By the time the story is born, the writer is usually in physical distress.

I’ve been under the power of this compulsion since the age of eleven. And I didn’t start out wanting to write short stories or poems. I wanted to write hundreds of pages, creating stories for the characters in my pretend world. As a child, I created characters for myself and my friends when we played. Maybe as I got too old to “play house,” I didn’t want those characters to disappear. So I wrote them down and gave them a story. On a toy typewriter. That’s no lie. That’s how it all started.

Throughout high school I was more into music, and songwriting was my main creative outlet. But even as I loved singing and playing my instruments, I began to notice that my love of music had an added dimension that didn’t seem to plague my friends and family members.
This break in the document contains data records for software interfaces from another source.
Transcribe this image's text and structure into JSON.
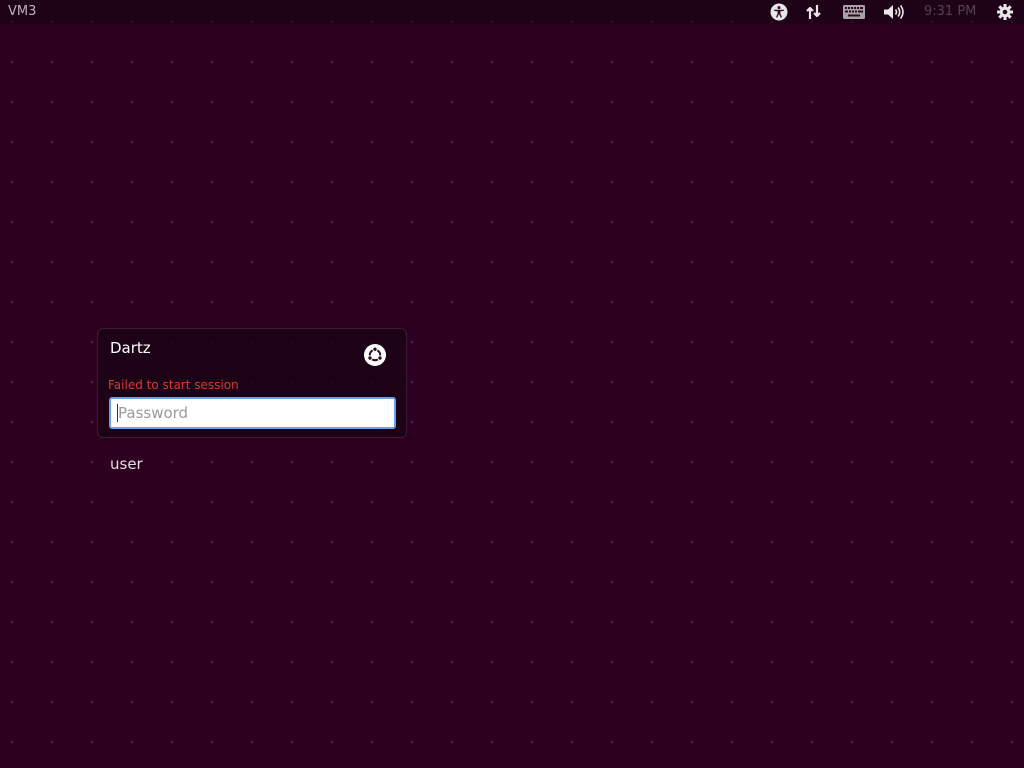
{
  "panel": {
    "hostname": "VM3",
    "clock": "9:31 PM",
    "indicators": [
      {
        "name": "accessibility-icon"
      },
      {
        "name": "network-icon"
      },
      {
        "name": "keyboard-icon"
      },
      {
        "name": "volume-icon"
      },
      {
        "name": "power-gear-icon"
      }
    ]
  },
  "login": {
    "selected_user": "Dartz",
    "session_icon": "ubuntu-session-icon",
    "error_message": "Failed to start session",
    "password_placeholder": "Password",
    "password_value": ""
  },
  "users": [
    {
      "name": "user"
    }
  ],
  "colors": {
    "background": "#2c001e",
    "error": "#df382c",
    "focus_border": "#6a9ee7"
  }
}
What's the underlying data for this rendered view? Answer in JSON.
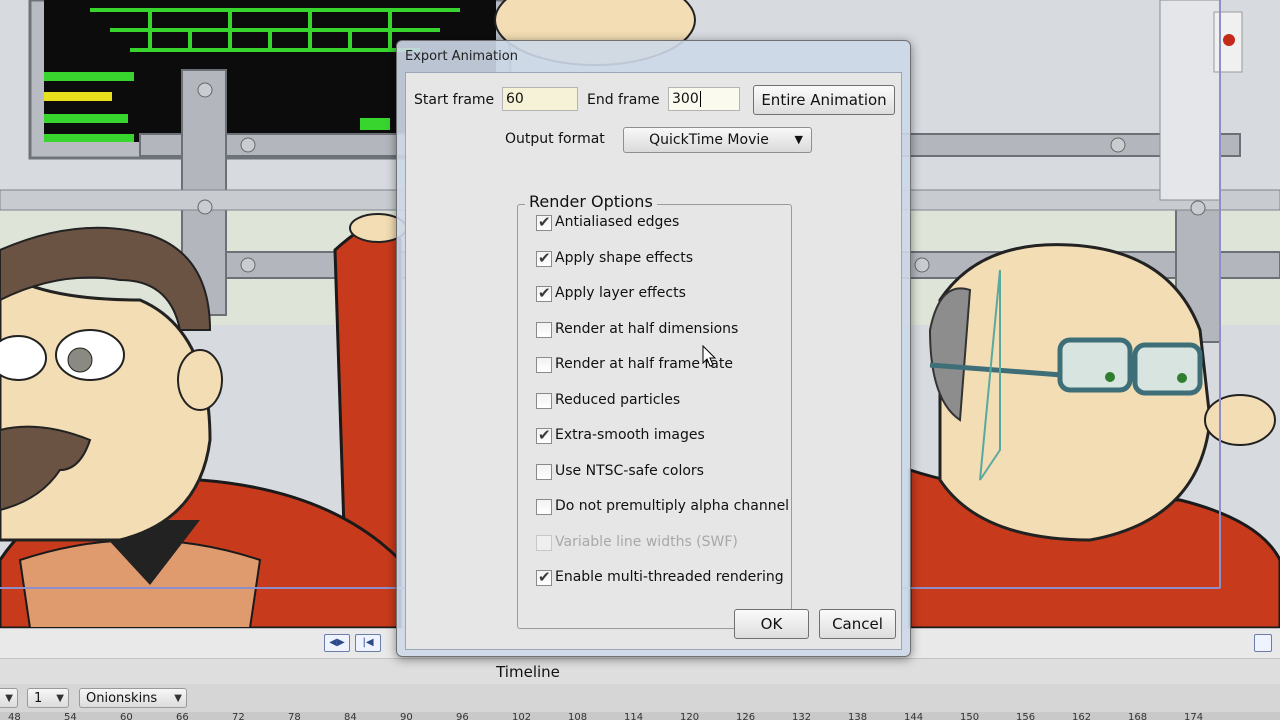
{
  "dialog": {
    "title": "Export Animation",
    "start_frame_label": "Start frame",
    "start_frame_value": "60",
    "end_frame_label": "End frame",
    "end_frame_value": "300",
    "entire_animation_label": "Entire Animation",
    "output_format_label": "Output format",
    "output_format_value": "QuickTime Movie",
    "render_options_title": "Render Options",
    "options": [
      {
        "label": "Antialiased edges",
        "checked": true,
        "enabled": true
      },
      {
        "label": "Apply shape effects",
        "checked": true,
        "enabled": true
      },
      {
        "label": "Apply layer effects",
        "checked": true,
        "enabled": true
      },
      {
        "label": "Render at half dimensions",
        "checked": false,
        "enabled": true
      },
      {
        "label": "Render at half frame rate",
        "checked": false,
        "enabled": true
      },
      {
        "label": "Reduced particles",
        "checked": false,
        "enabled": true
      },
      {
        "label": "Extra-smooth images",
        "checked": true,
        "enabled": true
      },
      {
        "label": "Use NTSC-safe colors",
        "checked": false,
        "enabled": true
      },
      {
        "label": "Do not premultiply alpha channel",
        "checked": false,
        "enabled": true
      },
      {
        "label": "Variable line widths (SWF)",
        "checked": false,
        "enabled": false
      },
      {
        "label": "Enable multi-threaded rendering",
        "checked": true,
        "enabled": true
      }
    ],
    "ok_label": "OK",
    "cancel_label": "Cancel"
  },
  "timeline": {
    "title": "Timeline",
    "onion_count": "1",
    "onionskins_label": "Onionskins",
    "ruler_ticks": [
      "48",
      "54",
      "60",
      "66",
      "72",
      "78",
      "84",
      "90",
      "96",
      "102",
      "108",
      "114",
      "120",
      "126",
      "132",
      "138",
      "144",
      "150",
      "156",
      "162",
      "168",
      "174"
    ]
  },
  "colors": {
    "dialog_frame": "#cdd8e8",
    "dialog_body": "#e6e6e6",
    "field_bg": "#f5f2d8",
    "chair_red": "#c83a1c",
    "skin": "#f3ddb4"
  }
}
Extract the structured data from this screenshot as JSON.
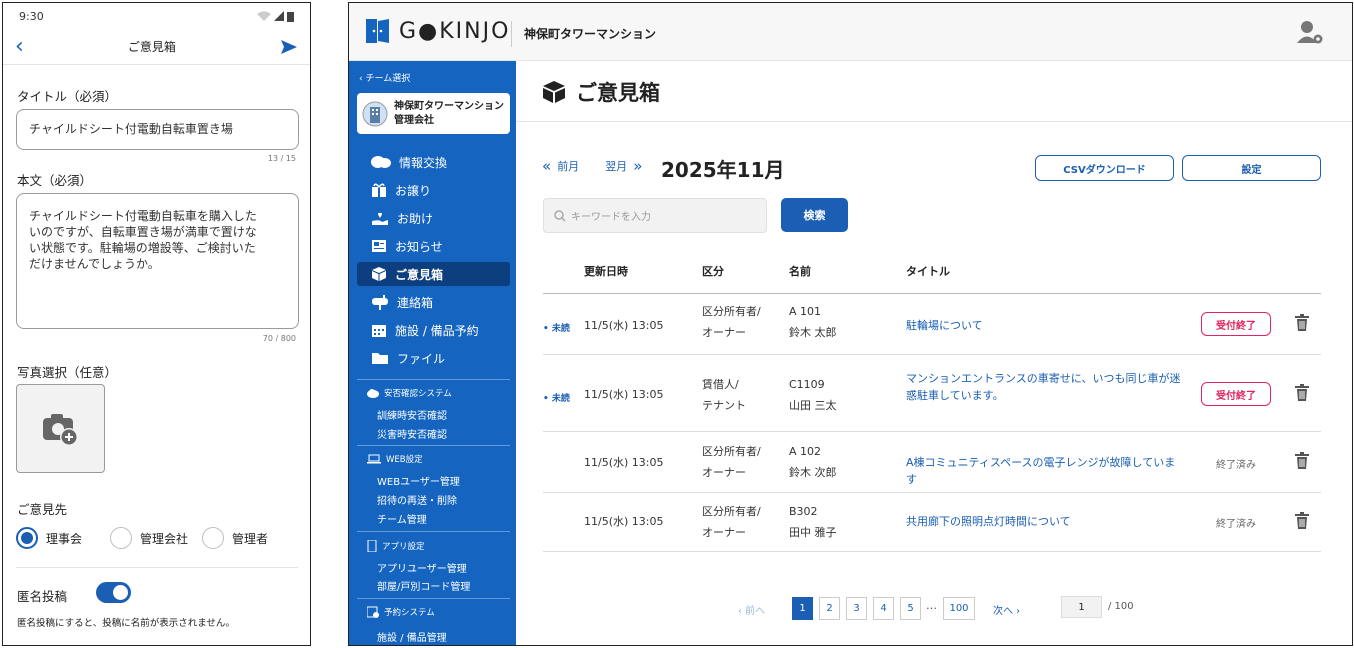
{
  "phone": {
    "time": "9:30",
    "title": "ご意見箱",
    "title_label": "タイトル（必須）",
    "title_value": "チャイルドシート付電動自転車置き場",
    "title_count": "13 / 15",
    "body_label": "本文（必須）",
    "body_lines": [
      "チャイルドシート付電動自転車を購入した",
      "いのですが、自転車置き場が満車で置けな",
      "い状態です。駐輪場の増設等、ご検討いた",
      "だけませんでしょうか。"
    ],
    "body_count": "70 / 800",
    "photo_label": "写真選択（任意）",
    "dest_label": "ご意見先",
    "options": [
      "理事会",
      "管理会社",
      "管理者"
    ],
    "selected_option": "理事会",
    "anon_label": "匿名投稿",
    "anon_on": true,
    "anon_note": "匿名投稿にすると、投稿に名前が表示されません。"
  },
  "admin": {
    "logo": "G●KINJO",
    "building": "神保町タワーマンション",
    "sidebar": {
      "team_select": "‹ チーム選択",
      "team_name_1": "神保町タワーマンション",
      "team_name_2": "管理会社",
      "menu": [
        "情報交換",
        "お譲り",
        "お助け",
        "お知らせ",
        "ご意見箱",
        "連絡箱",
        "施設 / 備品予約",
        "ファイル"
      ],
      "active": "ご意見箱",
      "sections": [
        {
          "title": "安否確認システム",
          "items": [
            "訓練時安否確認",
            "災害時安否確認"
          ]
        },
        {
          "title": "WEB設定",
          "items": [
            "WEBユーザー管理",
            "招待の再送・削除",
            "チーム管理"
          ]
        },
        {
          "title": "アプリ設定",
          "items": [
            "アプリユーザー管理",
            "部屋/戸別コード管理"
          ]
        },
        {
          "title": "予約システム",
          "items": [
            "施設 / 備品管理"
          ]
        }
      ]
    },
    "page_title": "ご意見箱",
    "prev_month": "前月",
    "next_month": "翌月",
    "month": "2025年11月",
    "csv_button": "CSVダウンロード",
    "settings_button": "設定",
    "search_placeholder": "キーワードを入力",
    "search_button": "検索",
    "columns": [
      "更新日時",
      "区分",
      "名前",
      "タイトル"
    ],
    "rows": [
      {
        "unread": "未読",
        "date": "11/5(水) 13:05",
        "type1": "区分所有者/",
        "type2": "オーナー",
        "room": "A 101",
        "name": "鈴木 太郎",
        "title": "駐輪場について",
        "status": "受付終了",
        "status_kind": "badge"
      },
      {
        "unread": "未読",
        "date": "11/5(水) 13:05",
        "type1": "賃借人/",
        "type2": "テナント",
        "room": "C1109",
        "name": "山田 三太",
        "title": "マンションエントランスの車寄せに、いつも同じ車が迷惑駐車しています。",
        "status": "受付終了",
        "status_kind": "badge"
      },
      {
        "unread": "",
        "date": "11/5(水) 13:05",
        "type1": "区分所有者/",
        "type2": "オーナー",
        "room": "A 102",
        "name": "鈴木 次郎",
        "title": "A棟コミュニティスペースの電子レンジが故障しています",
        "status": "終了済み",
        "status_kind": "text"
      },
      {
        "unread": "",
        "date": "11/5(水) 13:05",
        "type1": "区分所有者/",
        "type2": "オーナー",
        "room": "B302",
        "name": "田中 雅子",
        "title": "共用廊下の照明点灯時間について",
        "status": "終了済み",
        "status_kind": "text"
      }
    ],
    "pager": {
      "prev": "‹ 前へ",
      "pages": [
        "1",
        "2",
        "3",
        "4",
        "5"
      ],
      "ellipsis": "…",
      "last": "100",
      "next": "次へ ›",
      "current": "1",
      "jump_value": "1",
      "total": "/ 100"
    }
  },
  "colors": {
    "primary": "#1565c0",
    "accent": "#1a5fb4",
    "alert": "#e0245e"
  }
}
When I heard a song I liked, I couldn’t just sit back and be transported by its entertainment value. I always felt, “God, I wish I wrote that.” Talk about compulsion.

I did a lot of performing—high school glee club, church groups, a rock band—but I was never as comfortable in the spotlight as I was being a writer or composer.

As a young adult working in Manhattan, my leap into the oblivion of serious writing was not a conscious decision. I’m embarrassed to admit it, but I was bored at work one day, and I put a blank piece of paper into the typewriter. (Yes, I’m that old—it was a Selectric II typewriter). Two years later, I had a 900-page novel about a Norwegian immigrant who became a lumber baron in the late 19th Century. You can’t make this stuff up. (Wait a minute…yes, I can make this stuff up. Maybe I should say truth is stranger than fiction).

Now, almost 28 years after that first piece of paper went into the typewriter, I have honed my craft. I know my platform. I try to be disciplined. And I implement all the tools I’ve acquired along the way.

But the story still begins with a spark.

There is a message inside of me that wants to be heard. It’s at the root of all my stories. The power of human connection. So this is how it happens: An idea comes to me while I am watching the news one night. Almost immediately, two figures emerge from the recesses of my mind as though they had always existed there. They are my new characters, and they are waiting to be given names, attributes and physical traits.

I want you to love them, so I will be very particular about every detail I create for them. A lot of thought will shape them. A lot of notes will be taken. When I see them very clearly…when I know them by name and sense they are real…I will write biographies for them.

In my next post, I’ll try to explain how this happens. For now, I will simply savor their conception like a satisfied lover. If I still smoked cigarettes, I’d be lighting one up right now.